- Exercise description
Nothing in the records may change. Print them all again.

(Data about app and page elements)

┌──

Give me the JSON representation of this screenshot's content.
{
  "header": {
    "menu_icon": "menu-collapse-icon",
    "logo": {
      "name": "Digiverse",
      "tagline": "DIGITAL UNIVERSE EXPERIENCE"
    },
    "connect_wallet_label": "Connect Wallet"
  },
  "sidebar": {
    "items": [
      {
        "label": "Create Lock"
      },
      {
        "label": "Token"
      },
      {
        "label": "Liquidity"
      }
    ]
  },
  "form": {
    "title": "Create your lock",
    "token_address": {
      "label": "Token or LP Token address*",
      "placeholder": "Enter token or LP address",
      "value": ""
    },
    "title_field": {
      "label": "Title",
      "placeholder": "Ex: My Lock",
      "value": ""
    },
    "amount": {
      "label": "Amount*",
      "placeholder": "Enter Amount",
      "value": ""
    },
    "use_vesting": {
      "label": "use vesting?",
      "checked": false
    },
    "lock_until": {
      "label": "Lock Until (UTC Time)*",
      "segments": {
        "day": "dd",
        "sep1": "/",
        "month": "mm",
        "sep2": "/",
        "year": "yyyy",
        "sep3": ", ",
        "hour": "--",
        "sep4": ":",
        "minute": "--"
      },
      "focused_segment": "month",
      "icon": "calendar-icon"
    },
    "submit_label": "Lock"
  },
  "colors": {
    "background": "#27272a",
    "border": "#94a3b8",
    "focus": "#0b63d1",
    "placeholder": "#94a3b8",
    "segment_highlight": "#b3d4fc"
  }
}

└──

- Solution for this problem
Give me the JSON representation of this screenshot's content.
{
  "header": {
    "menu_icon": "menu-collapse-icon",
    "logo": {
      "name": "Digiverse",
      "tagline": "DIGITAL UNIVERSE EXPERIENCE"
    },
    "connect_wallet_label": "Connect Wallet"
  },
  "sidebar": {
    "items": [
      {
        "label": "Create Lock"
      },
      {
        "label": "Token"
      },
      {
        "label": "Liquidity"
      }
    ]
  },
  "form": {
    "title": "Create your lock",
    "token_address": {
      "label": "Token or LP Token address*",
      "placeholder": "Enter token or LP address",
      "value": ""
    },
    "title_field": {
      "label": "Title",
      "placeholder": "Ex: My Lock",
      "value": ""
    },
    "amount": {
      "label": "Amount*",
      "placeholder": "Enter Amount",
      "value": ""
    },
    "use_vesting": {
      "label": "use vesting?",
      "checked": false
    },
    "lock_until": {
      "label": "Lock Until (UTC Time)*",
      "segments": {
        "day": "dd",
        "sep1": "/",
        "month": "mm",
        "sep2": "/",
        "year": "yyyy",
        "sep3": ", ",
        "hour": "--",
        "sep4": ":",
        "minute": "--"
      },
      "focused_segment": "month",
      "icon": "calendar-icon"
    },
    "submit_label": "Lock"
  },
  "colors": {
    "background": "#27272a",
    "border": "#94a3b8",
    "focus": "#0b63d1",
    "placeholder": "#94a3b8",
    "segment_highlight": "#b3d4fc"
  }
}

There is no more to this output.